I agree that Robert Benchley is funny in the Frank McHugh type drunken sidekick role, although the fact that he would be dead in 10 years from too much booze is rather sobering. Wallace Beery and C. Aubrey Smith are their reliable old selves. Beery gets one of the movie’s best scenes when he attempts to out drink Harlow. (I’ve played a few drinking games in my time but unlike Eric, I never played this one.) I can’t not mention Hattie McDaniel. She always brought some uniquely sassy personality to her many maid roles. She brightens the few scenes she shares here with Harlow.
Still Gable and Harlow are why this movie is remembered. They made any movie better with their presence and together they created sparks.

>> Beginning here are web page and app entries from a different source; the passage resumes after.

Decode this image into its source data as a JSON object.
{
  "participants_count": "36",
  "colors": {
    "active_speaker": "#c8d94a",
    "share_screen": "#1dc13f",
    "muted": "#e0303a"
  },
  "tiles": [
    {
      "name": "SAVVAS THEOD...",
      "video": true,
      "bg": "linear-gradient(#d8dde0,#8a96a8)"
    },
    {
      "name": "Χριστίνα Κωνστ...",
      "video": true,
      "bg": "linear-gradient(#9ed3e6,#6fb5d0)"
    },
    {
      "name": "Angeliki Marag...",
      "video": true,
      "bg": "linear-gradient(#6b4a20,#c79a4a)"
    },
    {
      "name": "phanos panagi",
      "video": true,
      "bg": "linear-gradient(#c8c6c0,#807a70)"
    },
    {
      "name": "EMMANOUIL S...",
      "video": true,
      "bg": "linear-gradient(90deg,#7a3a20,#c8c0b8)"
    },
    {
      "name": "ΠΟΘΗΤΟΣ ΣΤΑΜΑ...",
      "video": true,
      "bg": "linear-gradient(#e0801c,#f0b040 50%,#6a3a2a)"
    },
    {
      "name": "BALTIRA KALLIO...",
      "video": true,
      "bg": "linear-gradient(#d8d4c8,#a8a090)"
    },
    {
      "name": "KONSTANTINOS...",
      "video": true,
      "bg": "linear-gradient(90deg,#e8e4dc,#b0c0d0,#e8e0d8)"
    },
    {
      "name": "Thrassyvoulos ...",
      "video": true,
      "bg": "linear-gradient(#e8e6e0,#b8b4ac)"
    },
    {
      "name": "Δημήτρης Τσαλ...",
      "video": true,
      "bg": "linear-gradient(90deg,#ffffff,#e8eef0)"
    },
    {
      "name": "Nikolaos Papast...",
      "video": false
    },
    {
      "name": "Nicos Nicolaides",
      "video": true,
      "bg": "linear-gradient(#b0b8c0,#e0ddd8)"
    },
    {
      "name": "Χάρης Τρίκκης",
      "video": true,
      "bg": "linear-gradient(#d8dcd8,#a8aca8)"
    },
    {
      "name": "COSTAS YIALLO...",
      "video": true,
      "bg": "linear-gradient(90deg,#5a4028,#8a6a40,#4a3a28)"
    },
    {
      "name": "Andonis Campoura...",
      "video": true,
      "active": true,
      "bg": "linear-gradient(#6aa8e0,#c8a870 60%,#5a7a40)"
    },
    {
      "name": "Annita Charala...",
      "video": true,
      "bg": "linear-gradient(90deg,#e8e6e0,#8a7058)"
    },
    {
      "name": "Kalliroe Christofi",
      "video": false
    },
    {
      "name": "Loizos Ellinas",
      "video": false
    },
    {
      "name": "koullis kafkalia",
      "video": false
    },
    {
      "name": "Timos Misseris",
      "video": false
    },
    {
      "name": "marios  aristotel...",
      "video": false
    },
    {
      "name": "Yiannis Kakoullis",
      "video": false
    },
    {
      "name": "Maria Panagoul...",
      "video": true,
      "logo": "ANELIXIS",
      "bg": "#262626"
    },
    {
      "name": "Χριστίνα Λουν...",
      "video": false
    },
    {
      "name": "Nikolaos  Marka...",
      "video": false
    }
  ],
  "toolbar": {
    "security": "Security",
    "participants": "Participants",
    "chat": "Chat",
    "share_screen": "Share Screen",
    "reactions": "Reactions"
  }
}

Gable is at his manliest, barking orders to his subordinates while charming the panties off the women in his life. He was at his most physically attractive stage in the mid-1930’s. He has such personal magnetism and imposing stature that you can’t look at anyone else when he is commanding the screen.
Harlow was always Harlow. She knew who she was and how to say her lines. The one scene where she surprised me here was when she nobly gives up Gable so that he can be with Russell. (Whether or not he goes for her I won’t say.) Harlow demonstrates real emotion here and gives a glimpse of what a fine dramatic actress she might have been.
China Seas is grand old fashioned movie making. It matters not that it all seems terribly familiar to any fan of 1930’s Hollywood.
Photos © Copyright Metro-Goldwyn-Mayer (MGM) (1935)